PL 417/2017 Harassment is not Fleeting, which proposes a marketing campaign on public transit across Rio de Janeiro to raise awareness of violence against women, was the fourth bill put to vote. In the proposal, three types of posters were proposed to be placed in various forms of transportation: “Transport is public. The bodies of women are not! In case of sexual harassment, report it. Call 180”, “To come and go is a right. To respect me is your duty! Sexual harassment is a crime. Report it. Call 180”, and “Without consent, it’s violence. Respect women. Violence against a woman is a crime. Report it. Call 180″. The bill was the third approved in the session, with an absolute majority.
The following bill, PL 515/2017 Establishment of Socio-educational Measures in Half Open Spaces, was authored by Marielle Franco (PSOL), Tarcísio Motta (PSOL), Leonel Brizola (PSOL), and Célio Lupparelli (DEM). The proposal was brought to a nominal vote by the session. The proposal called for the legal responsibility of the city to create effective socio-educational measures for adolescents in half open spaces (Assisted Freedom and Provision of Community Services), as imposed by the Judiciary. Thus, the bill aims to stimulate the introduction and reintroduction of convicted adolescents into the educational system and job market.
During the nominal vote, four councillors initially voted against the bill: Rosa Fernandes (PMDB), Jones Moura (PSD), Carlos Bolsonaro (PSC), and Leandro Lyra (NOVO). After many boos and a great deal of popular pressure, Rosa Fernandes (PMDB) and Jones Moura (PSD) changed their votes to be in favor. Thus the bill was approved by the majority, with only two votes against by the end.
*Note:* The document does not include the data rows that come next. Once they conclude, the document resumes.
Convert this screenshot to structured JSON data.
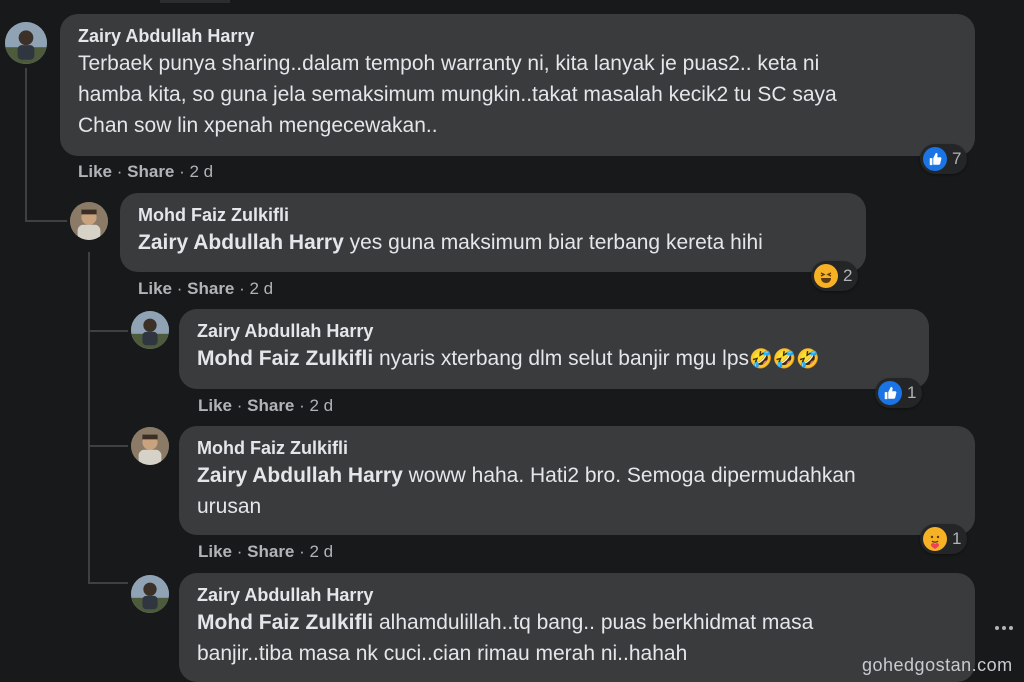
{
  "comments": [
    {
      "author": "Zairy Abdullah Harry",
      "lines": [
        "Terbaek punya sharing..dalam tempoh warranty ni, kita lanyak je puas2.. keta ni",
        "hamba kita, so guna jela semaksimum mungkin..takat masalah kecik2 tu SC saya",
        "Chan sow lin xpenah mengecewakan.."
      ],
      "like_label": "Like",
      "share_label": "Share",
      "time": "2 d",
      "reaction_type": "like",
      "reaction_count": "7"
    },
    {
      "author": "Mohd Faiz Zulkifli",
      "mention": "Zairy Abdullah Harry",
      "text": "yes guna maksimum biar terbang kereta hihi",
      "like_label": "Like",
      "share_label": "Share",
      "time": "2 d",
      "reaction_type": "haha",
      "reaction_count": "2"
    },
    {
      "author": "Zairy Abdullah Harry",
      "mention": "Mohd Faiz Zulkifli",
      "text": "nyaris xterbang dlm selut banjir mgu lps",
      "emojis": "🤣🤣🤣",
      "like_label": "Like",
      "share_label": "Share",
      "time": "2 d",
      "reaction_type": "like",
      "reaction_count": "1"
    },
    {
      "author": "Mohd Faiz Zulkifli",
      "mention": "Zairy Abdullah Harry",
      "line1": "woww haha. Hati2 bro. Semoga dipermudahkan",
      "line2": "urusan",
      "like_label": "Like",
      "share_label": "Share",
      "time": "2 d",
      "reaction_type": "care",
      "reaction_count": "1"
    },
    {
      "author": "Zairy Abdullah Harry",
      "mention": "Mohd Faiz Zulkifli",
      "line1": "alhamdulillah..tq bang.. puas berkhidmat masa",
      "line2": "banjir..tiba masa nk cuci..cian rimau merah ni..hahah"
    }
  ],
  "separator": " · ",
  "watermark": "gohedgostan.com",
  "colors": {
    "background": "#18191a",
    "bubble": "#3a3b3c",
    "text": "#e4e6eb",
    "secondary_text": "#b0b3b8",
    "like_blue": "#1b74e4",
    "haha_yellow": "#f7b125"
  },
  "icons": {
    "like": "thumbs-up-icon",
    "haha": "laughing-face-icon",
    "care": "care-face-icon",
    "more": "more-options-icon"
  }
}
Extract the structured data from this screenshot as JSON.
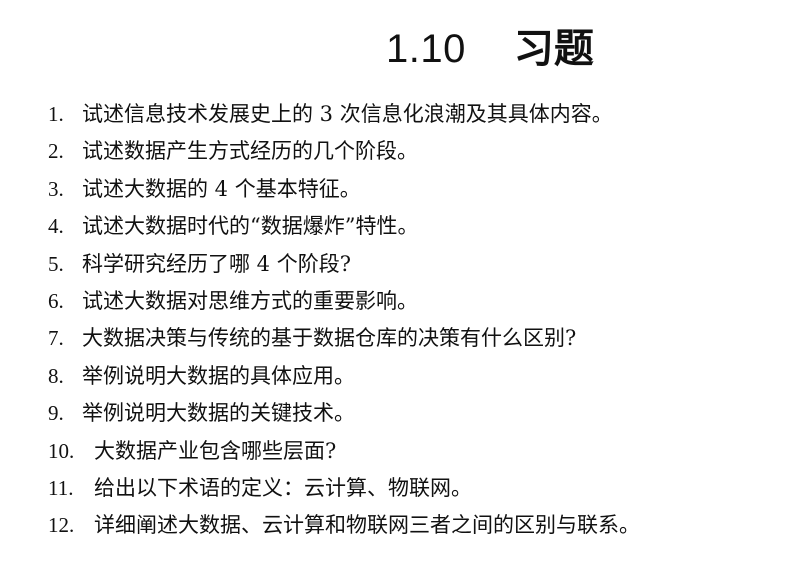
{
  "section": {
    "number": "1.10",
    "title": "习题"
  },
  "exercises": [
    {
      "number": "1.",
      "text": "试述信息技术发展史上的 3 次信息化浪潮及其具体内容。"
    },
    {
      "number": "2.",
      "text": "试述数据产生方式经历的几个阶段。"
    },
    {
      "number": "3.",
      "text": "试述大数据的 4 个基本特征。"
    },
    {
      "number": "4.",
      "text": "试述大数据时代的“数据爆炸”特性。"
    },
    {
      "number": "5.",
      "text": "科学研究经历了哪 4 个阶段?"
    },
    {
      "number": "6.",
      "text": "试述大数据对思维方式的重要影响。"
    },
    {
      "number": "7.",
      "text": "大数据决策与传统的基于数据仓库的决策有什么区别?"
    },
    {
      "number": "8.",
      "text": "举例说明大数据的具体应用。"
    },
    {
      "number": "9.",
      "text": "举例说明大数据的关键技术。"
    },
    {
      "number": "10.",
      "text": "大数据产业包含哪些层面?"
    },
    {
      "number": "11.",
      "text": "给出以下术语的定义：云计算、物联网。"
    },
    {
      "number": "12.",
      "text": "详细阐述大数据、云计算和物联网三者之间的区别与联系。"
    }
  ]
}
Next came a vote on PL 555/2017 Rio Women’s Dossier which proposes to further elaborate on the previously periodic statistics collected regarding the outcomes of women in the areas of health, social assistance, and human rights. These data would serve to support the establishment of public policies that seek to protect women. The proposal was taken to vote, and approved without a nominal vote.
Finally came a bill by six female councillors to name the Rio City Council’s voting hall after Marielle Franco. The six councillors are the only women among the 51 councillors in Rio, showing the gender imbalance in the Council’s makeup and the domination of political decision-making by mostly white men. Marielle would was the seventh council woman, but she was brutally assassinated on March 14 of this year.
The bill was contested by Councillor Otoni de Paulo (PSC), who was the only individual to vote against the measure during the nominal vote. Despite the clear majority, the moment of voting was rife with conflict. To many boos and shouts of protest, de Paula suggested that “it is irrational to vote on the bill now” since the investigations were still not finalized, thus implying doubt about the nature of the murder as political, in spite of all of the evidence and characteristics of the crime. At this point all audience members stood up and turned their backs to the councillors, as a form of contesting and opposing de Paula’s words.